(Website and app data records)

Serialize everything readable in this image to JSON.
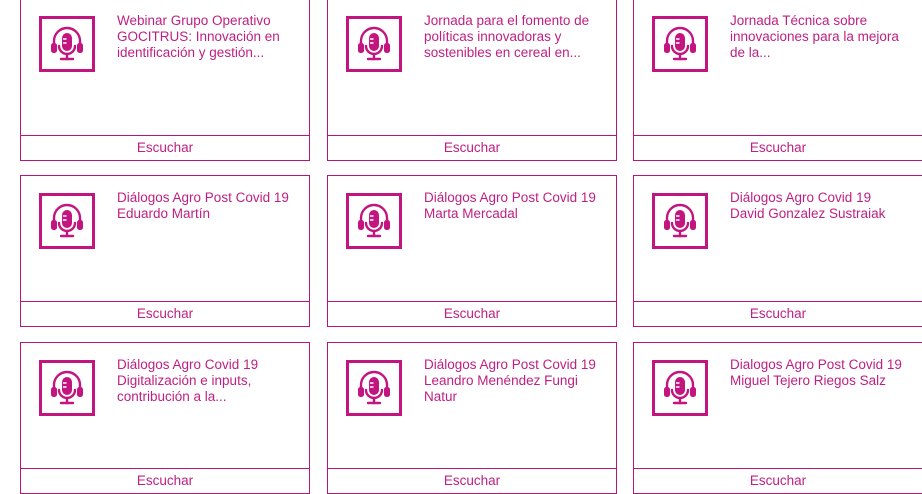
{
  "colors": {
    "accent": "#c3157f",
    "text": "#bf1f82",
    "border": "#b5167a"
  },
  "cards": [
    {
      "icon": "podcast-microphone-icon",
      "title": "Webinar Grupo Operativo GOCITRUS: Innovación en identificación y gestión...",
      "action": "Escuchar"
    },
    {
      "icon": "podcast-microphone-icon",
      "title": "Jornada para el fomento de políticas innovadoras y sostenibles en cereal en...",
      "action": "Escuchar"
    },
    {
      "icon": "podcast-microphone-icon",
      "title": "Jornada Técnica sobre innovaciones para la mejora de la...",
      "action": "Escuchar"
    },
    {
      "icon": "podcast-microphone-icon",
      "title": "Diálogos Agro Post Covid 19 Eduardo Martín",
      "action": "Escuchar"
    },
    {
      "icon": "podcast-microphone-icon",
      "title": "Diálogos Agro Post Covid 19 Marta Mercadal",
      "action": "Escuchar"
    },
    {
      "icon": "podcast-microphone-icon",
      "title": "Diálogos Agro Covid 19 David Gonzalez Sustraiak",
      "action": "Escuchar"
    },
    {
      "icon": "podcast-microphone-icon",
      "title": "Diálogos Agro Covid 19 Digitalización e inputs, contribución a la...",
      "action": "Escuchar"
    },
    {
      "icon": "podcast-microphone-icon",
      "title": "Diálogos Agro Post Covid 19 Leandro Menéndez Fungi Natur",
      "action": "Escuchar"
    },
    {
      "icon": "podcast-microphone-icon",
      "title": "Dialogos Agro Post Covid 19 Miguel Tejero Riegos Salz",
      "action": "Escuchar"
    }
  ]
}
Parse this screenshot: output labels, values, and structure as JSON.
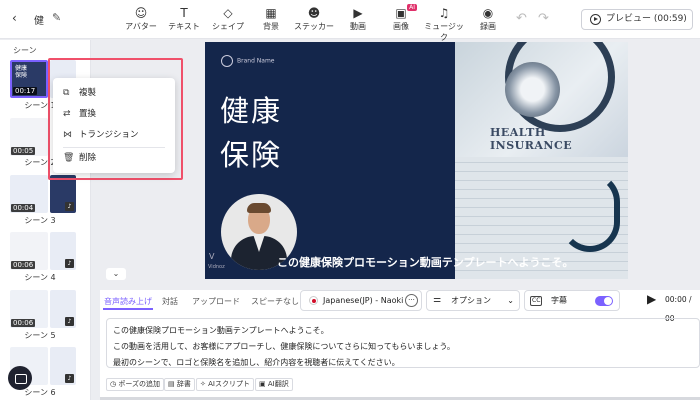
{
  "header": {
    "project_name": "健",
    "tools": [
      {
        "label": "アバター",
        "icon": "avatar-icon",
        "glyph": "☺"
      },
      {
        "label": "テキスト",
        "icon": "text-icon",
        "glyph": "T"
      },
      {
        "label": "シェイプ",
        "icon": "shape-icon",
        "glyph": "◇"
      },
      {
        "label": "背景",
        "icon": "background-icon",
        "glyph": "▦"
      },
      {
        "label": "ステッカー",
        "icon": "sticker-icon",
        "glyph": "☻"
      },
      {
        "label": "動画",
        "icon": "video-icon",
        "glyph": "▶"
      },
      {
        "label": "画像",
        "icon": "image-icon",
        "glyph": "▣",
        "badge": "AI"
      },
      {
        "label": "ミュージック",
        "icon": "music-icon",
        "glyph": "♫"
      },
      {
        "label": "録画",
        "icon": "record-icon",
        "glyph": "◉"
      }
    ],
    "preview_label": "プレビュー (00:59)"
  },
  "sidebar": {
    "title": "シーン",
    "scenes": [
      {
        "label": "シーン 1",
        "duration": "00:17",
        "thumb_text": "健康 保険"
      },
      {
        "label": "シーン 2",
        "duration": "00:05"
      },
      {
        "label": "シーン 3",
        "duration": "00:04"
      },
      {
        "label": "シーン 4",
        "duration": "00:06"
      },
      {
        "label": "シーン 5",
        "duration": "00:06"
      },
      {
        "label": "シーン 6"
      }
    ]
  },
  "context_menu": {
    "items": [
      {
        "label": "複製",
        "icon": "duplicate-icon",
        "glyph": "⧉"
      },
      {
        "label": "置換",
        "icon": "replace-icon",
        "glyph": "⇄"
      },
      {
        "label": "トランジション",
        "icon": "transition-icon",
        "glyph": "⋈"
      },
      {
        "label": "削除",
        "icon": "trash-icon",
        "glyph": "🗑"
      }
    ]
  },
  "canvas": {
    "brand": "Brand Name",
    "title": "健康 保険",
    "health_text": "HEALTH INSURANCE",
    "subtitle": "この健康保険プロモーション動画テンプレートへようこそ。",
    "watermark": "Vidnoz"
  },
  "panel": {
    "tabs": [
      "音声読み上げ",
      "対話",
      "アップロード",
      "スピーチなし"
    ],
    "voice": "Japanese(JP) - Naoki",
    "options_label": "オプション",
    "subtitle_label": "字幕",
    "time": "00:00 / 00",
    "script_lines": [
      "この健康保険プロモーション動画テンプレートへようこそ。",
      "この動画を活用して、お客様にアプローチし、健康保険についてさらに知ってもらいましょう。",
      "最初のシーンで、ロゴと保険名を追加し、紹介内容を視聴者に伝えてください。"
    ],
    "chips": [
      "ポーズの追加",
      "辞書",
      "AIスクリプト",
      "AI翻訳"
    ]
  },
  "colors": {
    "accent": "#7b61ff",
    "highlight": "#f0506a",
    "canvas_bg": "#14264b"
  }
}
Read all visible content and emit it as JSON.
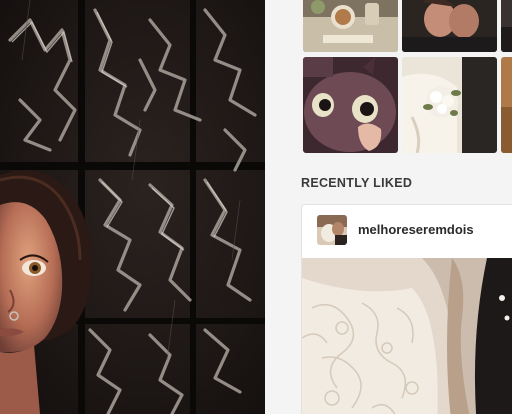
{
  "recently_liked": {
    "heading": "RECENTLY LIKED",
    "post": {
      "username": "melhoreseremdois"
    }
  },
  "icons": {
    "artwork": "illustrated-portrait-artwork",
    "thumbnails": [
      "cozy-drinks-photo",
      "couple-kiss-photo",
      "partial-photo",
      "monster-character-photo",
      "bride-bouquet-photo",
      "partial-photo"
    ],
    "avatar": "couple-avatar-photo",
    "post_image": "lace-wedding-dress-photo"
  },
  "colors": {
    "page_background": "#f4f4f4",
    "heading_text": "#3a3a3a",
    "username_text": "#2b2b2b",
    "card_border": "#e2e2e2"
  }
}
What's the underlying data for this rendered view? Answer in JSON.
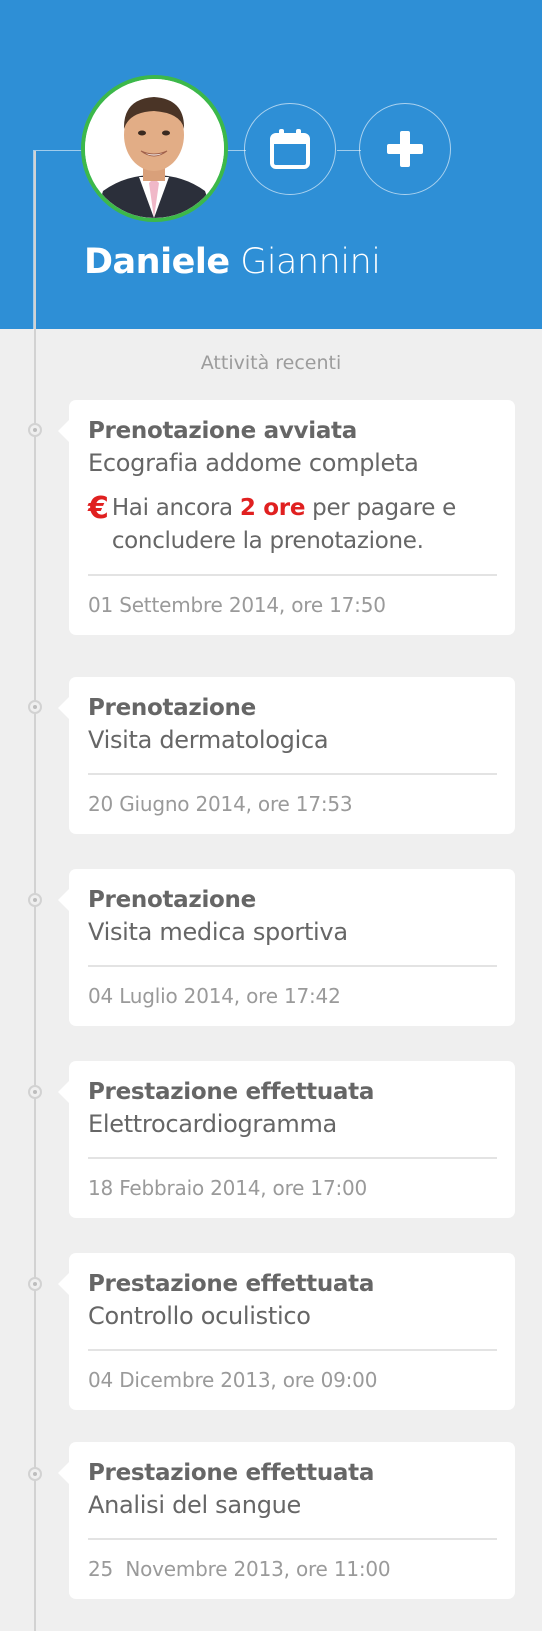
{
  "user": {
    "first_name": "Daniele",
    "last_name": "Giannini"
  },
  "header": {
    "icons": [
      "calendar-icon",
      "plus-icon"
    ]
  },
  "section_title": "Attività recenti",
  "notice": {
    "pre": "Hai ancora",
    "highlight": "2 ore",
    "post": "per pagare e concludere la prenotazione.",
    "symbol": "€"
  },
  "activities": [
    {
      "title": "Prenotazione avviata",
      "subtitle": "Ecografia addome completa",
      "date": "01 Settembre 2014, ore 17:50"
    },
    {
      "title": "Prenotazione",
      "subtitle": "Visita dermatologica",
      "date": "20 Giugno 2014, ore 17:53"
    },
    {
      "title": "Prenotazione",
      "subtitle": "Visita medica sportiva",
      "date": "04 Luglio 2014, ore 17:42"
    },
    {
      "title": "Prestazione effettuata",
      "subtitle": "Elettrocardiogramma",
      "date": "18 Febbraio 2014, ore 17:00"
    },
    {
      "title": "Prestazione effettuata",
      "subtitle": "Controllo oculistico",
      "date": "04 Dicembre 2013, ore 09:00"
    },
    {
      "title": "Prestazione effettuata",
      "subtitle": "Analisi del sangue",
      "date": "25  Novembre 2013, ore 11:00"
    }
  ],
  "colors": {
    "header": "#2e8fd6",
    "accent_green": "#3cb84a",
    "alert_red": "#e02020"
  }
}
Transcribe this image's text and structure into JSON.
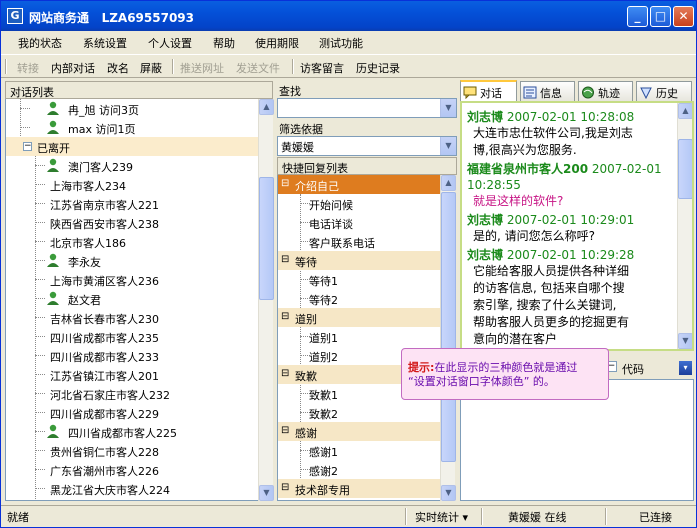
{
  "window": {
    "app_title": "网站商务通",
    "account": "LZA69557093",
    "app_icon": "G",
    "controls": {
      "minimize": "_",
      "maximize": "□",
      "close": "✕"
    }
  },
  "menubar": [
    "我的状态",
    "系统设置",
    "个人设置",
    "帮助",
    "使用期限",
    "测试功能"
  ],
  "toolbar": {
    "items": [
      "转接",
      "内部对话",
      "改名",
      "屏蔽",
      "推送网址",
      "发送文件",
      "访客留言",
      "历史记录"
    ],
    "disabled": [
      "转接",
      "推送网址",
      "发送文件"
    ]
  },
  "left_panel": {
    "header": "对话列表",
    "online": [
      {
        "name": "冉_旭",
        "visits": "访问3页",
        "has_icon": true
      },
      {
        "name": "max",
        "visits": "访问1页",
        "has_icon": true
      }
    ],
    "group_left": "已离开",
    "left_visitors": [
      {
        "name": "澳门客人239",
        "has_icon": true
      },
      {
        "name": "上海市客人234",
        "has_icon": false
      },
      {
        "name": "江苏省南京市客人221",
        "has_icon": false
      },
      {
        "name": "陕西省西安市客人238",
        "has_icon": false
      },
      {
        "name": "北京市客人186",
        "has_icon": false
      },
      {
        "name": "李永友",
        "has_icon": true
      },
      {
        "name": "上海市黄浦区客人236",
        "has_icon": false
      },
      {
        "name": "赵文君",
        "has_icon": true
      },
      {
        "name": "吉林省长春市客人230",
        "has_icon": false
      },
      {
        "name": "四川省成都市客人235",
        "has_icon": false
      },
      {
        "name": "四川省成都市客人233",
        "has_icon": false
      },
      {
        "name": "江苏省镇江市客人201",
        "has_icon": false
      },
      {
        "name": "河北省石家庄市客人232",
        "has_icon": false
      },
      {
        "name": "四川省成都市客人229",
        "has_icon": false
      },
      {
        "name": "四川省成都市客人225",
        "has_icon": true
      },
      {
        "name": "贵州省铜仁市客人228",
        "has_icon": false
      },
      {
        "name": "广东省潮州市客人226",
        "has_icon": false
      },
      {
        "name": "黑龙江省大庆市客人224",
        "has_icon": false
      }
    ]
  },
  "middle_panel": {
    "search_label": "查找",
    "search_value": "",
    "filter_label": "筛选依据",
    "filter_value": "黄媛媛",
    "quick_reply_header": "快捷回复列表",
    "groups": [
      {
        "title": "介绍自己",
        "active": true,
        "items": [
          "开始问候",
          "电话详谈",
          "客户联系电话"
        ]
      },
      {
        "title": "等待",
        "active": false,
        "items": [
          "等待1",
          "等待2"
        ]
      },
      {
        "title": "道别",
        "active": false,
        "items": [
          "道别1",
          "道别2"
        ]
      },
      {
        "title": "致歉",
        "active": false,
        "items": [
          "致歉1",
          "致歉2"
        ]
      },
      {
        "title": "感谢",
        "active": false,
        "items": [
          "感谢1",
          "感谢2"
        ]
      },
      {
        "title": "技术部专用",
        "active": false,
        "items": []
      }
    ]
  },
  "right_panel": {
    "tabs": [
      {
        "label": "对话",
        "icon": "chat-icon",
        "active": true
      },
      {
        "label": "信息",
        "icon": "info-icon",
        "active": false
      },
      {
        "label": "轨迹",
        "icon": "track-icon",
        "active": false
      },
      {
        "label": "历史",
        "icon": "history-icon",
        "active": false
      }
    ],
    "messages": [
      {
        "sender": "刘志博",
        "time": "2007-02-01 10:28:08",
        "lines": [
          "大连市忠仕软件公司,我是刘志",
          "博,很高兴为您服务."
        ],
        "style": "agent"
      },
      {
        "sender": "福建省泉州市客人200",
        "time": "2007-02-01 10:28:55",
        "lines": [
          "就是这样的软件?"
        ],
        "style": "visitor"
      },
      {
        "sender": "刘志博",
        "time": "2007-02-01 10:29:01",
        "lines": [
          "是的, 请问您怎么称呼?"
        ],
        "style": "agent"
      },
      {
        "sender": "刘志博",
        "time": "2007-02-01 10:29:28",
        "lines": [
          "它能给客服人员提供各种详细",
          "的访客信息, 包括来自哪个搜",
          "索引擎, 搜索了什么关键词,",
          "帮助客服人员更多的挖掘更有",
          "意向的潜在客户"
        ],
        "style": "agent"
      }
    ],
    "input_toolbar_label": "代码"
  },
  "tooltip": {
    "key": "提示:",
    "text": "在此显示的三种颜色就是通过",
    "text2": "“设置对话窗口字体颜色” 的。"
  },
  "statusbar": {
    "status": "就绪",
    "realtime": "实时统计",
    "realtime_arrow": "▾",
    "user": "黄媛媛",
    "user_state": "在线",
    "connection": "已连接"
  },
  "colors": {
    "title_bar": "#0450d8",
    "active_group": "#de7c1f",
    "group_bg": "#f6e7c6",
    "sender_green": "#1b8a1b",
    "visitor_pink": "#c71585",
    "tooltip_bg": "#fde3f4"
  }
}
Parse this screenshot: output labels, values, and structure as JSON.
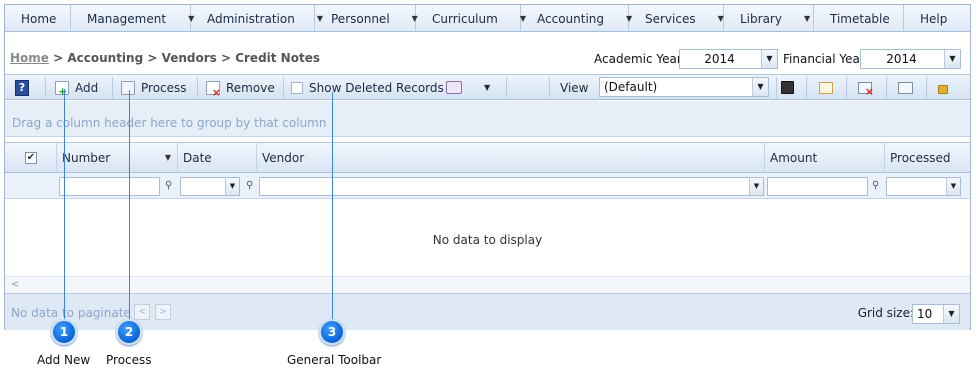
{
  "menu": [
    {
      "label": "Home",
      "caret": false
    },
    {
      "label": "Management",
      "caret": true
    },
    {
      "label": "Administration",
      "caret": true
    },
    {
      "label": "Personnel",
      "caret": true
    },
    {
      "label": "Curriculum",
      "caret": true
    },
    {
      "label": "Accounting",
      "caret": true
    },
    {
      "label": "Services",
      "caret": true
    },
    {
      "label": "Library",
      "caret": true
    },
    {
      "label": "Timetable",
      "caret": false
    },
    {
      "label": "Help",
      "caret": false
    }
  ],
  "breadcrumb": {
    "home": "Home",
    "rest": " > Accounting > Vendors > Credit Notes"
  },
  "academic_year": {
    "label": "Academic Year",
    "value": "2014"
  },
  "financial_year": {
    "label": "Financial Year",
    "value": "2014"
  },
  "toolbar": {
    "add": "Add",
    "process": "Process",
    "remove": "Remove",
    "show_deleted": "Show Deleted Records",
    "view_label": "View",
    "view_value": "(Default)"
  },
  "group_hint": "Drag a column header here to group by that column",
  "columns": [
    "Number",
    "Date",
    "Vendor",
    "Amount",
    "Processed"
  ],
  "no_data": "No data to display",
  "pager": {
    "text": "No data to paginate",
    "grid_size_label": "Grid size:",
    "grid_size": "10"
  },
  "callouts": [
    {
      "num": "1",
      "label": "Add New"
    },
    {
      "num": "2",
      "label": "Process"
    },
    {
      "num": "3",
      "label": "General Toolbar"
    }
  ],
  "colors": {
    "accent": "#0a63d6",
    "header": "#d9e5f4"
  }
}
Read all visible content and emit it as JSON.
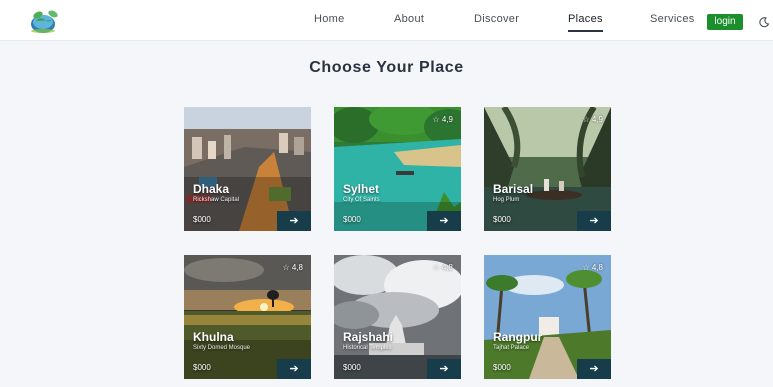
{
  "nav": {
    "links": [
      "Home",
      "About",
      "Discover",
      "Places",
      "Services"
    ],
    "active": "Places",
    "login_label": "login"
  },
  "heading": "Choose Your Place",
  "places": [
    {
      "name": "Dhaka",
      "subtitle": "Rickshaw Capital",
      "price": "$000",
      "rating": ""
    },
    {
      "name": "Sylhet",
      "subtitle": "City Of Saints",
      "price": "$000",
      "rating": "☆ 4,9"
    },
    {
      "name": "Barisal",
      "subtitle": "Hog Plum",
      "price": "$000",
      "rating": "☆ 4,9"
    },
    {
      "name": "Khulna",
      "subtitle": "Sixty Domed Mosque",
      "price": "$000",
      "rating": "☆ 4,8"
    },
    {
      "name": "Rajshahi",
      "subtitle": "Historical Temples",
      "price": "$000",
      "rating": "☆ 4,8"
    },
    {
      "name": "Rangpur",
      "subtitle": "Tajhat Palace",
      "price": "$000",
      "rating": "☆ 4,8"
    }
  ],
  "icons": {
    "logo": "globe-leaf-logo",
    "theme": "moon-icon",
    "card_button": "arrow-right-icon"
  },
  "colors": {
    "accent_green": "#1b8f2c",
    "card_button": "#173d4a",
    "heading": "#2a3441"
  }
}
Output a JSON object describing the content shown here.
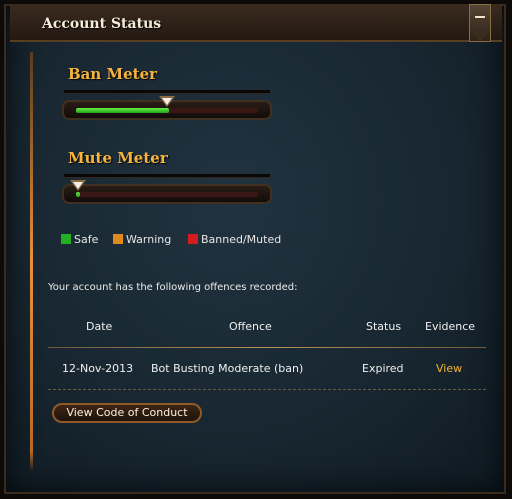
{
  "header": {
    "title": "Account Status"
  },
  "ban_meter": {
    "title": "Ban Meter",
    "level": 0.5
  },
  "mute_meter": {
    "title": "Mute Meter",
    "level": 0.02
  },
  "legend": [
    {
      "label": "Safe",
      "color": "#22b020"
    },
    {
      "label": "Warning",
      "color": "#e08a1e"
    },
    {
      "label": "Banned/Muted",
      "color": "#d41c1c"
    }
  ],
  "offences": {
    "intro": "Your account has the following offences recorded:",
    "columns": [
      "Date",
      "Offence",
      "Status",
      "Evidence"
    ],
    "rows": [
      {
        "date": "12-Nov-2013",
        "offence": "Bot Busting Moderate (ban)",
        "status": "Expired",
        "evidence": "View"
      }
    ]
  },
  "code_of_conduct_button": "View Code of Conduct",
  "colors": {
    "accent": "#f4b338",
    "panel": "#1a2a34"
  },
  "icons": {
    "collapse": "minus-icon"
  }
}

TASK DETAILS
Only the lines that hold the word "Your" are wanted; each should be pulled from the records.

PROBLEM SOLUTION
  "heading": "Choose Your Place",
    "intro": "Your account has the following offences recorded:",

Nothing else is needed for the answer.